Runtime visualisation of object-oriented software
Software is a complex and invisible entity, yet one which is core to modem life. The development and maintenance of such software includes one staple task, the need to understand the software at the implementation level. This process of program comprehension is difficult and time consuming. Yet, despite its importance, there remains very limited tool support for program comprehension activities. The results of this research show the role that runtime visualisation can play in aiding the comprehension of object-oriented software by highlighting both its static and dynamic structure. Previous work in this area is discussed, both in terms of the representations used and the methods of extracting runtime information. Building on this previous work, this thesis develops new representations of object-oriented software at runtime, which are then implemented in a proof of concept tool. This tool allowed the representations to be investigated on real software systems. The representations are evaluated against two feature-based evaluation frameworks. The evaluation focuses on generic software visualisation criteria, due to the lack of any specific frameworks for visualising dynamic information. The evaluation also includes lessons learnt in the implementation of a prototype visualisation tool. The object-oriented paradigm continues to grow in popularity and provides advantages to program comprehension activities. However, it also brings a number of new challenges to program comprehension due to the discrepancies between its static definition and its runtime structure. Therefore, techniques that highlight both the static definition and the runtime behaviour of object-oriented systems offer benefits to their comprehension. Software visualisation offers an approach to aid program comprehension activities through providing a means to deal with the size and complexity of the software and its invisible nature. This thesis highlights the generic issues that software visualisation faces, before focusing on how the visualisation of runtime information affects these issues. Many of the issues are compounded by the dynamic nature of the information to be visualised and the explosive growth in the volume of information that this dynamism can bring. Wider results of this research have allowed the proposal of the necessary concepts that should be considered in the design and evaluation of runtime visualisations.
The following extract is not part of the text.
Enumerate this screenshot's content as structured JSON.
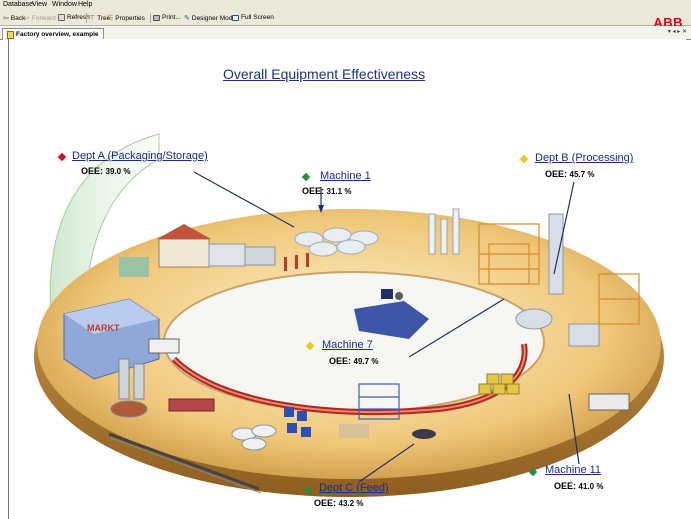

Software visualisation at runtime is still a relatively unexplored area and there remains many research challenges within it. This thesis aims to act as a first step to addressing these challenges and aims to promote interest and future development within this area.